Title: Over the Dragonwall
Authors: H.C. Strom and Dennis D. Montoya
Series: Dragonwall Chronicles #1
A thousand years ago the gods brokered a peace treaty with the dragons to save mankind. As a monument, the magical Dragonwall was built stretching from the Dwarven city of Farreach to the port city of Seareach. Over generations, the great dragon’s stories have turned to myths and the treaty forgotten. The wall’s magic is failing and the call for a hero goes unanswered.
Oberon a young monk and his friends leave the city of Delvingdeep to answer the riddle of the existence of dragons. No one expected a short cut though a swamp would ever lead them on a heroic adventure over the Dragonwall.
Source: Review copy provided by the authors via email
If you like standard quest fantasy books, then you might enjoy this. We have a handily placed bard imparting an adventurous tale of yore in a tavern, a young and curious monk who wants to see a dragon, a group of companions wishing to seek their fortune, and walking, a lot of walking, before the wall is reached and the adventure begins! In fact the whole first half of the book is about walking in which nothing happens.
You may think I exaggerate, because surely there will be character development and world building and all these kind of things, which would not be nothing. But there isn’t. I have no idea what Obi, our lead character, looks like. I’m not even sure if he’s human or dwarf, and as for his being a monk… well, apart from the fact that he writes things down, you’d never know it. The intrepid band of adventurers are all pretty interchangeable, except for the old wizard-like guy and the half-elven siblings. It’s a real D&D party here.

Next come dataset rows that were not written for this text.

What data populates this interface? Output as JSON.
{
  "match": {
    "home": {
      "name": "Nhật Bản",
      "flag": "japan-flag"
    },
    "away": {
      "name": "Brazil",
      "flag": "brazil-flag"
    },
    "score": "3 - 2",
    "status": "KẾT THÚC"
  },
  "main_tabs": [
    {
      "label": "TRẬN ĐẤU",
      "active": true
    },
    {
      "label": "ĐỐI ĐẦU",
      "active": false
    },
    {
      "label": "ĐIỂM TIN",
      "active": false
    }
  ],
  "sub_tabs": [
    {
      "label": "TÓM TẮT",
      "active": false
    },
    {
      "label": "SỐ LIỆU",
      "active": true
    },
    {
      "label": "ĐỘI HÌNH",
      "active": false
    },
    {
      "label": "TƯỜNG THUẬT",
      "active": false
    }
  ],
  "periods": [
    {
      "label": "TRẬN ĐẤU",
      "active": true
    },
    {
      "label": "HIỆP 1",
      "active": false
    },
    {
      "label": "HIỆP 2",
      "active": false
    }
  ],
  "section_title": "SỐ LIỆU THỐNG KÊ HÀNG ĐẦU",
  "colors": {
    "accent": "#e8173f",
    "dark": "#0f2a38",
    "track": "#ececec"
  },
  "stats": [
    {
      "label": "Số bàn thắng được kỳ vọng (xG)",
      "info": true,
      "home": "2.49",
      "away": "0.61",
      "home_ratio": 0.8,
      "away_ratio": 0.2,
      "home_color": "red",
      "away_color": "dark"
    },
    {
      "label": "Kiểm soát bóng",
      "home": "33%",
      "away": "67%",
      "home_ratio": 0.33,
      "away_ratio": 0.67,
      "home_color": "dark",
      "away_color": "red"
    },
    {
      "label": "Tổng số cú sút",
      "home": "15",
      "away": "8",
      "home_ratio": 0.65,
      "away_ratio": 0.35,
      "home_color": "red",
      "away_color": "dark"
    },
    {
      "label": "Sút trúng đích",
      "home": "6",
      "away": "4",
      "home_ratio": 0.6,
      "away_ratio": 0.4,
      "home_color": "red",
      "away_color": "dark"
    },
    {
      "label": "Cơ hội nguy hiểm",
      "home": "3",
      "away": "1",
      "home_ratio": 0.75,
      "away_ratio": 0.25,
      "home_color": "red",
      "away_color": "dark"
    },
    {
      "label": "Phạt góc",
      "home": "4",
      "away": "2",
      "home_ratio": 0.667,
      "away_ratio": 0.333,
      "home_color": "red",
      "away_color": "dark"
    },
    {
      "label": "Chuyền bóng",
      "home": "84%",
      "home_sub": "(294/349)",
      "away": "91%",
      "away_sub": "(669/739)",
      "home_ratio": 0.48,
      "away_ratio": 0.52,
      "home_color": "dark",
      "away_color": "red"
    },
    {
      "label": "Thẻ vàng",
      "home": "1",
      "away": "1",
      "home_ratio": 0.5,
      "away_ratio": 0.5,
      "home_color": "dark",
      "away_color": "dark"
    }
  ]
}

Speaking of those half-elves, one of them – the female one, who I found exceedingly annoying – has an owl. Bear with me while I say a lot of boring stuff about owls.
It’s an eagle-owl, called Swiftwing. Now, firstly that name… owls aren’t well known for flying fast – they’re stealth hunters – oh, and eagle-owls are also one of the nocturnal breeds, hunting mostly at dawn and dusk, which made me question the daylight hunting trips. Eagle-owls are also huge and heavy, with the kind of crushing power in their talons that can take down roe deer – so I really don’t think anyone should be carrying the bird on their hand, especially as no mention of gloves is ever made. They also have a very wide range of prey species, so the idea of the bird hunting from the swamp and only bringing back rabbits – when they’re known for catching amphibians – seemed ridiculous to me. It’s also kind of ridiculous that I’m spending so much time on what is really a minor character – and that too annoyed me. If you’re going to put in an animal, don’t forget about it when it’s not conveniently needed for hunting.
So away from the owl the first half is kind of boring. The whole quest is launched on the thinnest of pretexts without any preparations, and no one seems to have much of an idea about how long it’s going to take them to reach the wall. This is something that extends throughout the book, which does become a lot more lively in the second half. The characters come up with some really suspect ideas, which oddly enough land them in big trouble. There’s also a habit in the book of them deciding to do one thing (Let’s stay here until dawn, ’cause I think it’ll be safer) and then doing the complete opposite (Let’s run now. They won’t see us in the dark, even though we know they don’t like bright light!).
As you can probably tell, I struggled with this. The underlying bones of it are okay, in a standard fantasy tropes kind of way, but it needs work. The characters need development to flesh them out and make them distinct individuals. The world really needs some detail and description and colour. The first half needs more action or moments of interest. The second half needs less stupid moments, because frankly the idea of burning everything all the time verges on TSTL, and the fact that they’re going looking for an ancient battlefield and dragons, yet fail to spot the really obvious clues for both just left me wanting to bang my head against a wall (maybe even a dragonwall). It could also do with a serious edit, because the present tense moments really shouldn’t be there, and there’s far to much telling of what is happening rather than showing the reader what’s going on.
I don’t even know what age group this is aimed at. The characters are too old for YA (except maybe Obi, but it’s anyone’s guess how old he is) and there’s a bit of swearing, yet the action is really simple and the dialogue a bit clunky. At the same time, I think the first half would be too boring to keep the attention of younger readers for long, while the second half isn’t realistic enough for older readers.
Overall this reads like a first book, which makes me feel bad because my review is a bit harsh. However, most first books don’t get published, or if they do it’s after an awful lot of revising and hard work. It’s not completely awful or anything, and there will be people out there that can overlook all the faults and enjoy the underlying quest adventure of it all. Sadly, I am not one of those people.
Over the Dragonwall is Out Now.